Lifeways: How People Live
We make and use objects to cope with our physical and social environments. These objects, or artifacts, provide a window into our lives and routines. The Museum's Lifeways Gallery features objects from its permanent collections that illustrate the ethnological themes that define us—domestic life, beliefs, encounters, technology and art.
One of the most ferocious dinosaurs of the Early Cretaceous period was discovered in 1983 on private land in McCurtain County by Sid Love and Cephis Hall, paleontologists by avocation. They managed to recover 50% of the skeleton—including the skull—making it the most complete specimen ever found. The Acrocanthosaurus atokensis displayed at the Museum of the Red River, is one of the earliest casts made. This exhibit is currently closed due to renovations.
Seats of Power
Chairs often represent connections with authority, both in the home and outside. Sitting in a chair or stool, off the ground and/or higher than others, automatically confers a place above those who are earth-bound. The most important chairs are larger, taller, made from better materials, and often expertly decorated. In fact, chiefs and monarchs the world over control their governments while seated on thrones.
The chairs (and other seats) in this exhibit are drawn from the collections of the Museum and from societies around the world. The exhibit will be on display until October 22.
As culturas Amazônicas

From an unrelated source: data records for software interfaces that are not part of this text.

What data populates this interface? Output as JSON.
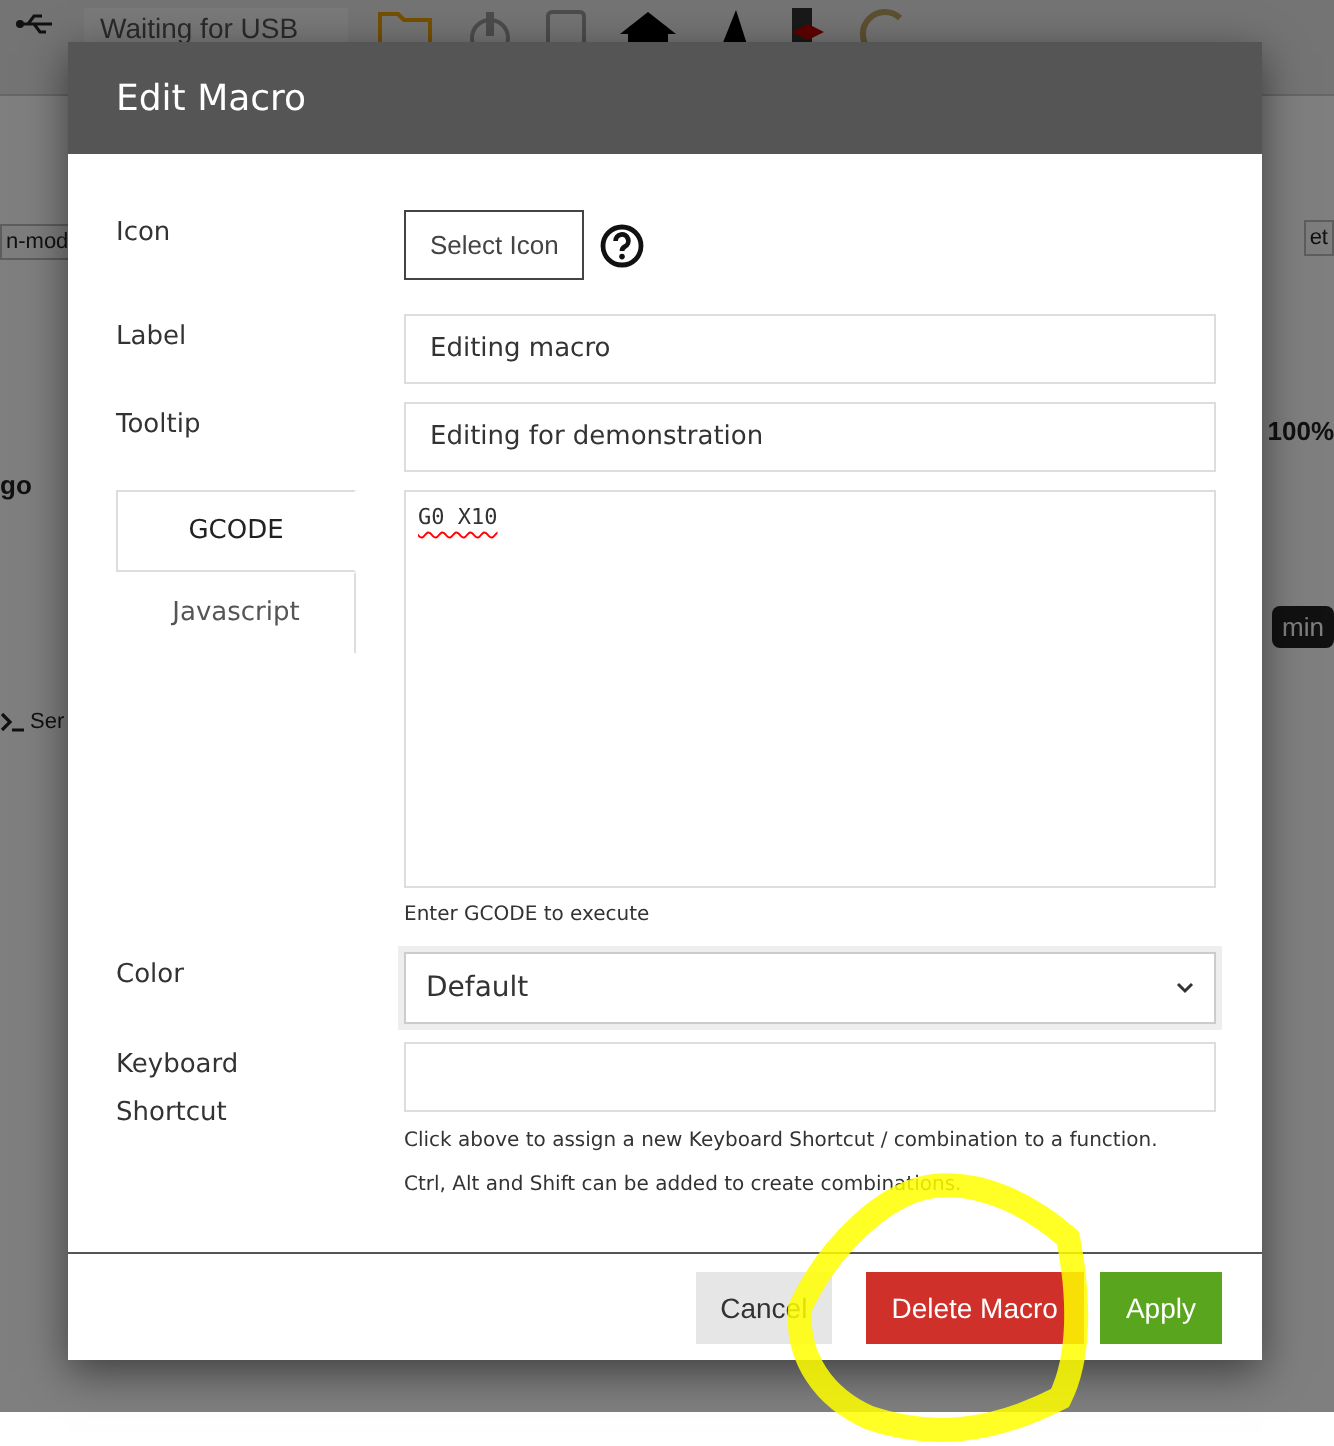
{
  "background": {
    "connection": "Waiting for USB",
    "left_items": [
      {
        "kind": "button",
        "text": "n-mod"
      },
      {
        "kind": "text",
        "text": "go"
      },
      {
        "kind": "console",
        "text": "Ser"
      }
    ],
    "right_items": [
      {
        "kind": "button",
        "text": "et"
      },
      {
        "kind": "text",
        "text": "100%"
      },
      {
        "kind": "badge",
        "text": "min"
      }
    ]
  },
  "dialog": {
    "title": "Edit Macro",
    "icon": {
      "label": "Icon",
      "button": "Select Icon"
    },
    "label": {
      "label": "Label",
      "value": "Editing macro"
    },
    "tooltip": {
      "label": "Tooltip",
      "value": "Editing for demonstration"
    },
    "code": {
      "tabs": [
        {
          "label": "GCODE",
          "selected": true
        },
        {
          "label": "Javascript",
          "selected": false
        }
      ],
      "value": "G0 X10",
      "hint": "Enter GCODE to execute"
    },
    "color": {
      "label": "Color",
      "value": "Default"
    },
    "shortcut": {
      "label": "Keyboard Shortcut",
      "hints": [
        "Click above to assign a new Keyboard Shortcut / combination to a function.",
        "Ctrl, Alt and Shift can be added to create combinations."
      ]
    },
    "buttons": [
      {
        "kind": "cancel",
        "text": "Cancel"
      },
      {
        "kind": "danger",
        "text": "Delete Macro"
      },
      {
        "kind": "primary",
        "text": "Apply"
      }
    ]
  }
}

In many ways, the Amazonian Basin is similar to the American frontier during the 19th century. The Basin, which contains the world’s largest rainforest, is experiencing unprecedented exploitation, settlement, and development. Consequently, its indigenous people are losing their land and their resources. Unsurprisingly, it has becoming increasingly difficult for people to maintain their traditional culture. However, some groups have managed to maintain their cultural identity by promoting—and often selling—traditional art... [Click here to read the full press release.]